US, allies warn of nation-state attacks against MSPs

The joint advisory did not name any specific nation-states, though co-sponsor agencies expect threat actors to 'step up their targeting' of managed service providers (MSPs).

A new joint advisory from U.S. government agencies and Five Eyes intelligence partners warned of increasing cyber attacks by nation-state threat actors and others against managed service providers.

The Wednesday advisory focused entirely on managed service providers (MSPs), which are companies that remotely manage the IT infrastructure of other organizations. In addition to U.S. agencies like the Cybersecurity & Infrastructure Security Agency (CISA), the FBI and the NSA, the advisory is co-sponsored by Five Eyes Alliance members including the United Kingdom's National Cyber Security Centre, Australian Cyber Security Centre, Canadian Centre for Cyber Security and New Zealand National Cyber Security Centre.

The advisory included information to "enable transparent discussions between managed service providers (MSPs) and their customers on securing sensitive data." Though it does not mention any specific threats, the joint advisory noted reports of increased malicious activity against MSPs and warned of potential attacks by nation-state actors and others.

"The UK, Australian, Canadian, New Zealand, and U.S. cybersecurity authorities expect malicious cyber actors -- including state-sponsored advanced persistent threat (APT) groups -- to step up their targeting of MSPs in their efforts to exploit provider-customer network trust relationships," it read. "For example, threat actors successfully compromising an MSP could enable follow-on activity -- such as ransomware and cyber espionage -- against the MSP as well as across the MSP's customer base."

No specific nation-state APTs were named, and CISA did not respond to SearchSecurity's request for additional information.

In an email, Sophos principal research scientist Chester Wisniewski said that joint advisories like this one are "often not driven by specific intelligence, but rather observed scanning, probing or attacks against a set of targets who have something in common" like MSPs.

"MSPs are ripe targets as they often hold the keys to the kingdom for many organizations and frequently have not deployed multifactor authentication (MFA) nor employed a least privilege model to protect their clients from internal staff credential compromise," he said. "Based on past advisories, I would read this to mean they are observing heightened interest and scanning activity focused on MSPs and that if there are exposed unsecured remote access (RMM) and similar tools that are not using MFA, etc. that these may be of strategic interest to our adversaries."

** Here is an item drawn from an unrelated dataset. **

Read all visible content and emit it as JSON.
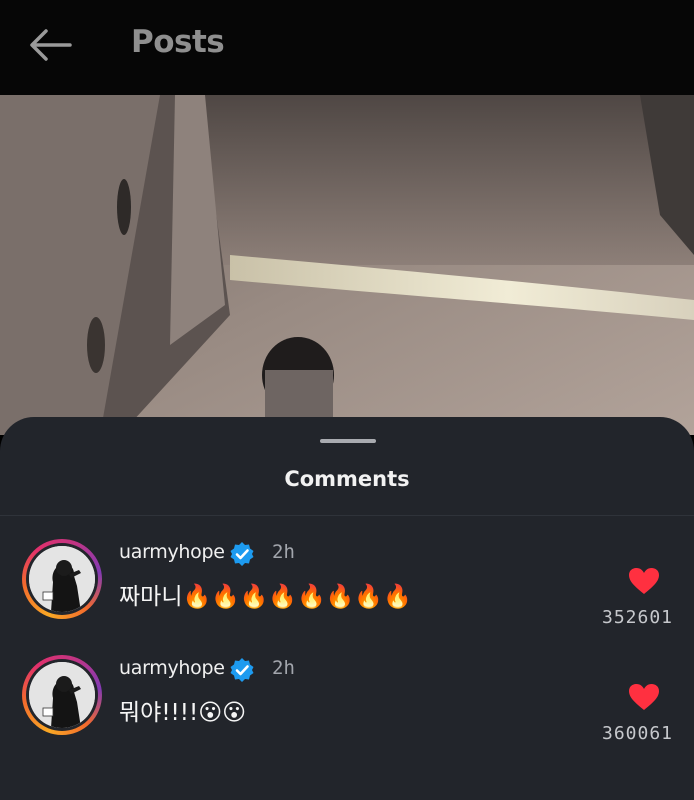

Because MSPs have privileged access to its customer networks at any given time, successful cyber attacks against these companies can have devastating consequences.

This was illustrated in the massive supply-chain attack against Kaseya last summer. When Kaseya, which makes remote IT management software, was compromised by REvil ransomware actors, around 60 of its MSP customers were compromised in the process. But due to the nature of these providers, 1,500 of those MSPs' clients were also affected by the attack.

The advisory made a large number of recommendations to both MSPs and MSP customers. Overall, much of the advice is applicable to organizations both inside and outside the MSP ecosystem. For example, the agencies recommended applying multifactor authentication and strict authentication principles to networks, as well as managing internal architecture risks and deprecating obsolete accounts.

For MSP customers specifically, the joint advisory stressed understanding supply chain risks that stem from granting access to third-party vendors and subcontractors.

"Customers should also set clear network security expectations with their MSPs and understand the access their MSP has to their network and the data it houses," the advisory said. "Each customer should ensure their contractual arrangements meet their specific security requirements and that their contract specifies whether the MSP or the customer owns specific responsibilities, such as hardening, detection, and incident response."

Alexander Culafi is a writer, journalist and podcaster based in Boston.

Dig Deeper on Network security

Enterprise Desktop
Cloud Computing